**Task to complete:** Nothing but the text belongs in the answer: the listing below, copied exactly, without pictures.
§
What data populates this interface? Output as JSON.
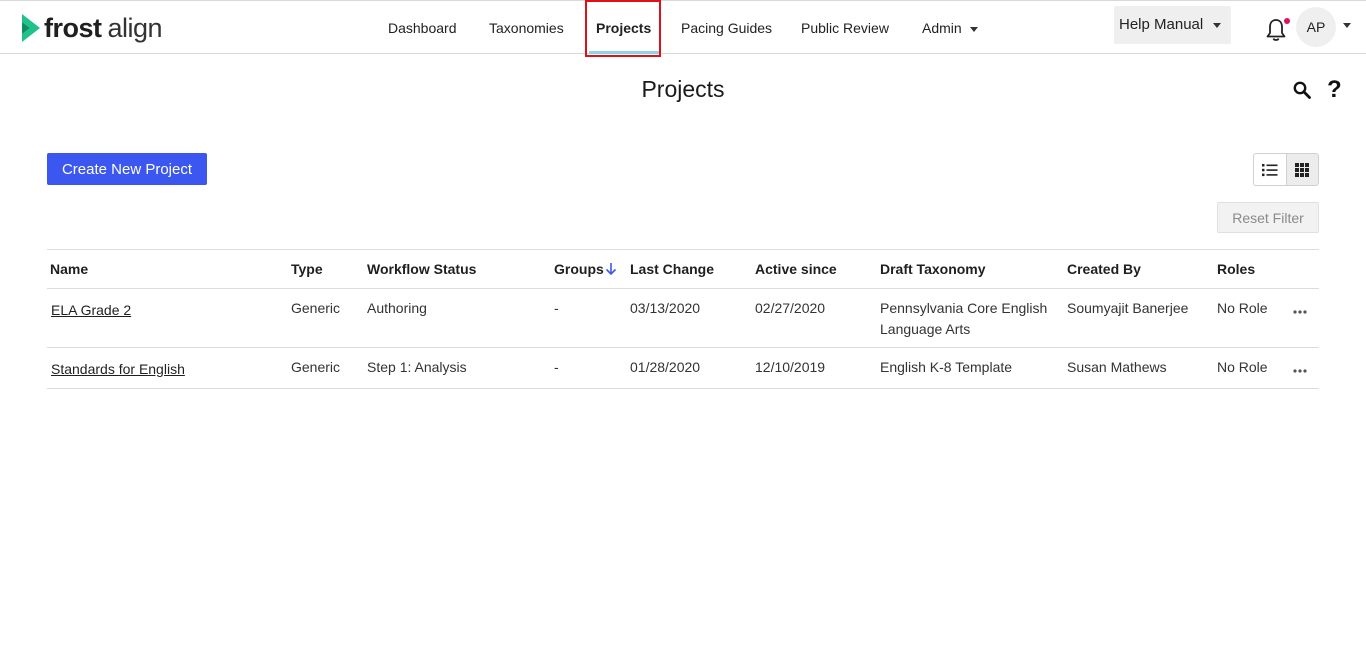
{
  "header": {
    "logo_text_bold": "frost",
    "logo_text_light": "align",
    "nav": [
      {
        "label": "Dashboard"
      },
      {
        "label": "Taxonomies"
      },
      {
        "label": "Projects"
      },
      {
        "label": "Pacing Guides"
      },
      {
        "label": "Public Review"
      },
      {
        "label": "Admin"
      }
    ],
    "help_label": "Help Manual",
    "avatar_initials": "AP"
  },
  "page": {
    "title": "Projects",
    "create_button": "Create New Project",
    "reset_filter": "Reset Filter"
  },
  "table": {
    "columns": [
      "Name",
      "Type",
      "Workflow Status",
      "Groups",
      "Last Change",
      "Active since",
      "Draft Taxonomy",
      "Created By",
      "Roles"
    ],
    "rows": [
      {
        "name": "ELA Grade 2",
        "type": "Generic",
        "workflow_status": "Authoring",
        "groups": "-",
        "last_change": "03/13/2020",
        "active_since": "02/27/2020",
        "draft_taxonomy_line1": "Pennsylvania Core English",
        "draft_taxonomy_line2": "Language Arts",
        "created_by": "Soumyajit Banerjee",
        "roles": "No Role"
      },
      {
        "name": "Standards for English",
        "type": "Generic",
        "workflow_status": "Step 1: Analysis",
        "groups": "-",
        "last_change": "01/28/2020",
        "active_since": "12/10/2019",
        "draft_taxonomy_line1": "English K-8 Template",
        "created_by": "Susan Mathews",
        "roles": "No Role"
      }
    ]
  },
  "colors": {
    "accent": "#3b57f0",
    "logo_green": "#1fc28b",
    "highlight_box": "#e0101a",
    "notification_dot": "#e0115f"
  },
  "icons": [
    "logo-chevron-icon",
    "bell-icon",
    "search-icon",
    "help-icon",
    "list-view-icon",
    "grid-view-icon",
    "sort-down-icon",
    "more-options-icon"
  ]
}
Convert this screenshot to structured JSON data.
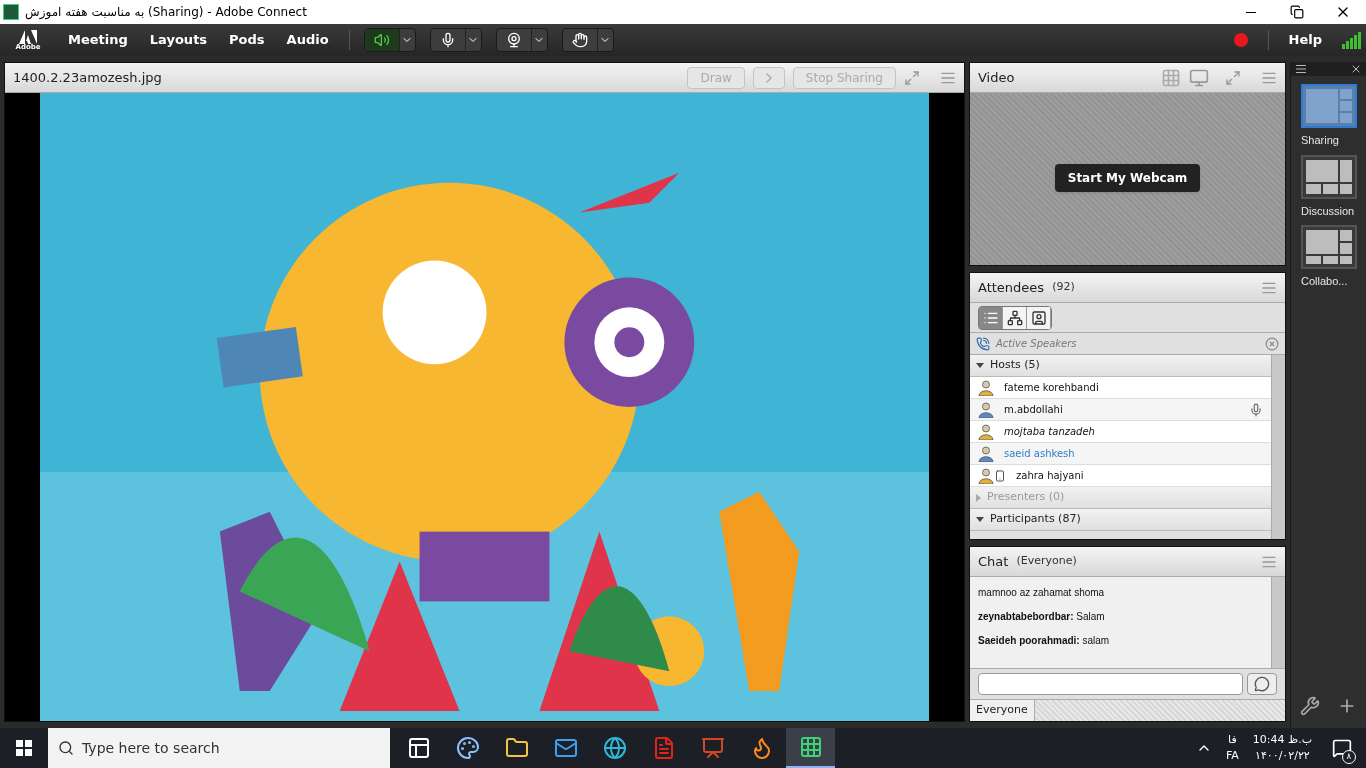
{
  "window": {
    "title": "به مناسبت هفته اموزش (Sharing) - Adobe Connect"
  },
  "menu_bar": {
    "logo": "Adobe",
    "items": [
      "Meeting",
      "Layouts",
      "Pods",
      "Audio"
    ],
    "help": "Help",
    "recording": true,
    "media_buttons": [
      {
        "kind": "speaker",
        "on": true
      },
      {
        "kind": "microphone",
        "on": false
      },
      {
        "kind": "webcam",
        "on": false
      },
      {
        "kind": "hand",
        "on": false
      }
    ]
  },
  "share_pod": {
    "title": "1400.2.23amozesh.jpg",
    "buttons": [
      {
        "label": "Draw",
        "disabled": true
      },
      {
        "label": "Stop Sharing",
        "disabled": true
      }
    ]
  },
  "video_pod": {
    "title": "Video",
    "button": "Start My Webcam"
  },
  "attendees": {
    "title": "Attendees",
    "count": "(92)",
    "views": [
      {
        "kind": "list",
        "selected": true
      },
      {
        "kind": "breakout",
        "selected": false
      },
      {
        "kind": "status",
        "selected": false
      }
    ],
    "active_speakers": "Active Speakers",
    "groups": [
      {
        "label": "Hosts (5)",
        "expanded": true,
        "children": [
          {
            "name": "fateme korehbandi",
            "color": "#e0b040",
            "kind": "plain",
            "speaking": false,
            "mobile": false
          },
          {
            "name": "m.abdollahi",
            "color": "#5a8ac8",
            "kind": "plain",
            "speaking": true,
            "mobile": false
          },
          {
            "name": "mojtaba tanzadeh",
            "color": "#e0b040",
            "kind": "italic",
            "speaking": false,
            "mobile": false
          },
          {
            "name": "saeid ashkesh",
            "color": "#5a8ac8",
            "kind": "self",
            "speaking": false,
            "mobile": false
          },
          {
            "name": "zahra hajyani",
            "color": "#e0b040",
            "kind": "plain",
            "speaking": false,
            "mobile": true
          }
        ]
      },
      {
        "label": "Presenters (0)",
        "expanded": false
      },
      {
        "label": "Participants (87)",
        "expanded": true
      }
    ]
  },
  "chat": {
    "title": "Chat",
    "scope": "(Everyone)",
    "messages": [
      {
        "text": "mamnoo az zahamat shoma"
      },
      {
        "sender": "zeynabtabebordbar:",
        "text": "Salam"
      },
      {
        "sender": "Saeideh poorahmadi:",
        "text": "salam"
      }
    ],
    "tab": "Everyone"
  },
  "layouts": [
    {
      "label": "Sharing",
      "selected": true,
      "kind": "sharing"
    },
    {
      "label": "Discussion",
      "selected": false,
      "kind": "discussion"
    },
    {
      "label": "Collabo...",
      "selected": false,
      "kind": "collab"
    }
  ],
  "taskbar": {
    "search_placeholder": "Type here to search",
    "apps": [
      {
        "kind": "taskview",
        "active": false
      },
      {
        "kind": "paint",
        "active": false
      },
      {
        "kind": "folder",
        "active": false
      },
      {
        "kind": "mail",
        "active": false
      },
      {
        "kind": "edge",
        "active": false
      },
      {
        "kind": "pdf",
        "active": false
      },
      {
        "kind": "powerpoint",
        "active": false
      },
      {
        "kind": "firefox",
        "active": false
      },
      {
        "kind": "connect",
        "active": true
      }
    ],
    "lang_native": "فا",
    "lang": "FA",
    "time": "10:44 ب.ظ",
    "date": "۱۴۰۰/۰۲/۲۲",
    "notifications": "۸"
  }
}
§
**Answer below:**
What data populates this interface? Output as JSON.
{
  "header": {
    "logo_text_bold": "frost",
    "logo_text_light": "align",
    "nav": [
      {
        "label": "Dashboard"
      },
      {
        "label": "Taxonomies"
      },
      {
        "label": "Projects"
      },
      {
        "label": "Pacing Guides"
      },
      {
        "label": "Public Review"
      },
      {
        "label": "Admin"
      }
    ],
    "help_label": "Help Manual",
    "avatar_initials": "AP"
  },
  "page": {
    "title": "Projects",
    "create_button": "Create New Project",
    "reset_filter": "Reset Filter"
  },
  "table": {
    "columns": [
      "Name",
      "Type",
      "Workflow Status",
      "Groups",
      "Last Change",
      "Active since",
      "Draft Taxonomy",
      "Created By",
      "Roles"
    ],
    "rows": [
      {
        "name": "ELA Grade 2",
        "type": "Generic",
        "workflow_status": "Authoring",
        "groups": "-",
        "last_change": "03/13/2020",
        "active_since": "02/27/2020",
        "draft_taxonomy_line1": "Pennsylvania Core English",
        "draft_taxonomy_line2": "Language Arts",
        "created_by": "Soumyajit Banerjee",
        "roles": "No Role"
      },
      {
        "name": "Standards for English",
        "type": "Generic",
        "workflow_status": "Step 1: Analysis",
        "groups": "-",
        "last_change": "01/28/2020",
        "active_since": "12/10/2019",
        "draft_taxonomy_line1": "English K-8 Template",
        "created_by": "Susan Mathews",
        "roles": "No Role"
      }
    ]
  },
  "colors": {
    "accent": "#3b57f0",
    "logo_green": "#1fc28b",
    "highlight_box": "#e0101a",
    "notification_dot": "#e0115f"
  },
  "icons": [
    "logo-chevron-icon",
    "bell-icon",
    "search-icon",
    "help-icon",
    "list-view-icon",
    "grid-view-icon",
    "sort-down-icon",
    "more-options-icon"
  ]
}
Convert this screenshot to structured JSON data.
{
  "window": {
    "title": "به مناسبت هفته اموزش (Sharing) - Adobe Connect"
  },
  "menu_bar": {
    "logo": "Adobe",
    "items": [
      "Meeting",
      "Layouts",
      "Pods",
      "Audio"
    ],
    "help": "Help",
    "recording": true,
    "media_buttons": [
      {
        "kind": "speaker",
        "on": true
      },
      {
        "kind": "microphone",
        "on": false
      },
      {
        "kind": "webcam",
        "on": false
      },
      {
        "kind": "hand",
        "on": false
      }
    ]
  },
  "share_pod": {
    "title": "1400.2.23amozesh.jpg",
    "buttons": [
      {
        "label": "Draw",
        "disabled": true
      },
      {
        "label": "Stop Sharing",
        "disabled": true
      }
    ]
  },
  "video_pod": {
    "title": "Video",
    "button": "Start My Webcam"
  },
  "attendees": {
    "title": "Attendees",
    "count": "(92)",
    "views": [
      {
        "kind": "list",
        "selected": true
      },
      {
        "kind": "breakout",
        "selected": false
      },
      {
        "kind": "status",
        "selected": false
      }
    ],
    "active_speakers": "Active Speakers",
    "groups": [
      {
        "label": "Hosts (5)",
        "expanded": true,
        "children": [
          {
            "name": "fateme korehbandi",
            "color": "#e0b040",
            "kind": "plain",
            "speaking": false,
            "mobile": false
          },
          {
            "name": "m.abdollahi",
            "color": "#5a8ac8",
            "kind": "plain",
            "speaking": true,
            "mobile": false
          },
          {
            "name": "mojtaba tanzadeh",
            "color": "#e0b040",
            "kind": "italic",
            "speaking": false,
            "mobile": false
          },
          {
            "name": "saeid ashkesh",
            "color": "#5a8ac8",
            "kind": "self",
            "speaking": false,
            "mobile": false
          },
          {
            "name": "zahra hajyani",
            "color": "#e0b040",
            "kind": "plain",
            "speaking": false,
            "mobile": true
          }
        ]
      },
      {
        "label": "Presenters (0)",
        "expanded": false
      },
      {
        "label": "Participants (87)",
        "expanded": true
      }
    ]
  },
  "chat": {
    "title": "Chat",
    "scope": "(Everyone)",
    "messages": [
      {
        "text": "mamnoo az zahamat shoma"
      },
      {
        "sender": "zeynabtabebordbar:",
        "text": "Salam"
      },
      {
        "sender": "Saeideh poorahmadi:",
        "text": "salam"
      }
    ],
    "tab": "Everyone"
  },
  "layouts": [
    {
      "label": "Sharing",
      "selected": true,
      "kind": "sharing"
    },
    {
      "label": "Discussion",
      "selected": false,
      "kind": "discussion"
    },
    {
      "label": "Collabo...",
      "selected": false,
      "kind": "collab"
    }
  ],
  "taskbar": {
    "search_placeholder": "Type here to search",
    "apps": [
      {
        "kind": "taskview",
        "active": false
      },
      {
        "kind": "paint",
        "active": false
      },
      {
        "kind": "folder",
        "active": false
      },
      {
        "kind": "mail",
        "active": false
      },
      {
        "kind": "edge",
        "active": false
      },
      {
        "kind": "pdf",
        "active": false
      },
      {
        "kind": "powerpoint",
        "active": false
      },
      {
        "kind": "firefox",
        "active": false
      },
      {
        "kind": "connect",
        "active": true
      }
    ],
    "lang_native": "فا",
    "lang": "FA",
    "time": "10:44 ب.ظ",
    "date": "۱۴۰۰/۰۲/۲۲",
    "notifications": "۸"
  }
}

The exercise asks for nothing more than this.